**Exercise brief**
All lines from the one with "Decode this image" through the close of the records below are to be set down exactly, and no others.

**Data records**

-=-=-=-=-

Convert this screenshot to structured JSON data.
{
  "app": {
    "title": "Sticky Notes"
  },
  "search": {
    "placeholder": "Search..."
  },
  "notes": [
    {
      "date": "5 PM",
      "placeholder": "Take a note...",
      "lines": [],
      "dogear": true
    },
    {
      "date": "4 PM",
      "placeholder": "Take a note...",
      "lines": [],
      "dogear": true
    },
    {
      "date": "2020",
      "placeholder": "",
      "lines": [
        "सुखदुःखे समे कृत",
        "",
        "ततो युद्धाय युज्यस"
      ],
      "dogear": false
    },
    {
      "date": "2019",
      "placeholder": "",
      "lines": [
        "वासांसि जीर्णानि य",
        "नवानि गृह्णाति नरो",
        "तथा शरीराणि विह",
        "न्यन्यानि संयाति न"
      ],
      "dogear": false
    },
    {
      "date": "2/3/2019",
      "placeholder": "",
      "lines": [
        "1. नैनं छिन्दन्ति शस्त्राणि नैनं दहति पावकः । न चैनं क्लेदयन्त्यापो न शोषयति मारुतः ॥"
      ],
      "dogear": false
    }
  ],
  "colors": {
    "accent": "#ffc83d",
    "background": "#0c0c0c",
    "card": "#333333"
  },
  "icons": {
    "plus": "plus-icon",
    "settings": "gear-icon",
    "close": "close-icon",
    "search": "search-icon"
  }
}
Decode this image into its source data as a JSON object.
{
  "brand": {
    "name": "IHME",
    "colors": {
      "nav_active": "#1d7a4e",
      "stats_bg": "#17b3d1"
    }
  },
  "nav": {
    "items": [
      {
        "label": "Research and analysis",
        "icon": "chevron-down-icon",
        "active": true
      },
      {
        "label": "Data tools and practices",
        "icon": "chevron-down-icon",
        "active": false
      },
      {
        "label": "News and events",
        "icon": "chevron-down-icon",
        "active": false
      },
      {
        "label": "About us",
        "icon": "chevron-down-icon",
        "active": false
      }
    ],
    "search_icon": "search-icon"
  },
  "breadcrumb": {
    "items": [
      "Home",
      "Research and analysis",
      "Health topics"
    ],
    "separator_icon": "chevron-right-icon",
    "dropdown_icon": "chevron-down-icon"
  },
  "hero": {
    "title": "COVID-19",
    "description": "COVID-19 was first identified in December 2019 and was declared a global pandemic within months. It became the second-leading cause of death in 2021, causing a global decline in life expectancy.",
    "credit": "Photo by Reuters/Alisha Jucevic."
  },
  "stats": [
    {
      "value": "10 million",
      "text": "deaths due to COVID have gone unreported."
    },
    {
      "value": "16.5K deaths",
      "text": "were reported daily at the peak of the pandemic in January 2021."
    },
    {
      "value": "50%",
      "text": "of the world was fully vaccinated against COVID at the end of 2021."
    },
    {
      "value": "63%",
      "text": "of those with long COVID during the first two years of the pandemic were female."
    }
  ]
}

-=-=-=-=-

**Answer to the problem**
Decode this image into its source data as a JSON object.
{
  "brand": {
    "name": "IHME",
    "colors": {
      "nav_active": "#1d7a4e",
      "stats_bg": "#17b3d1"
    }
  },
  "nav": {
    "items": [
      {
        "label": "Research and analysis",
        "icon": "chevron-down-icon",
        "active": true
      },
      {
        "label": "Data tools and practices",
        "icon": "chevron-down-icon",
        "active": false
      },
      {
        "label": "News and events",
        "icon": "chevron-down-icon",
        "active": false
      },
      {
        "label": "About us",
        "icon": "chevron-down-icon",
        "active": false
      }
    ],
    "search_icon": "search-icon"
  },
  "breadcrumb": {
    "items": [
      "Home",
      "Research and analysis",
      "Health topics"
    ],
    "separator_icon": "chevron-right-icon",
    "dropdown_icon": "chevron-down-icon"
  },
  "hero": {
    "title": "COVID-19",
    "description": "COVID-19 was first identified in December 2019 and was declared a global pandemic within months. It became the second-leading cause of death in 2021, causing a global decline in life expectancy.",
    "credit": "Photo by Reuters/Alisha Jucevic."
  },
  "stats": [
    {
      "value": "10 million",
      "text": "deaths due to COVID have gone unreported."
    },
    {
      "value": "16.5K deaths",
      "text": "were reported daily at the peak of the pandemic in January 2021."
    },
    {
      "value": "50%",
      "text": "of the world was fully vaccinated against COVID at the end of 2021."
    },
    {
      "value": "63%",
      "text": "of those with long COVID during the first two years of the pandemic were female."
    }
  ]
}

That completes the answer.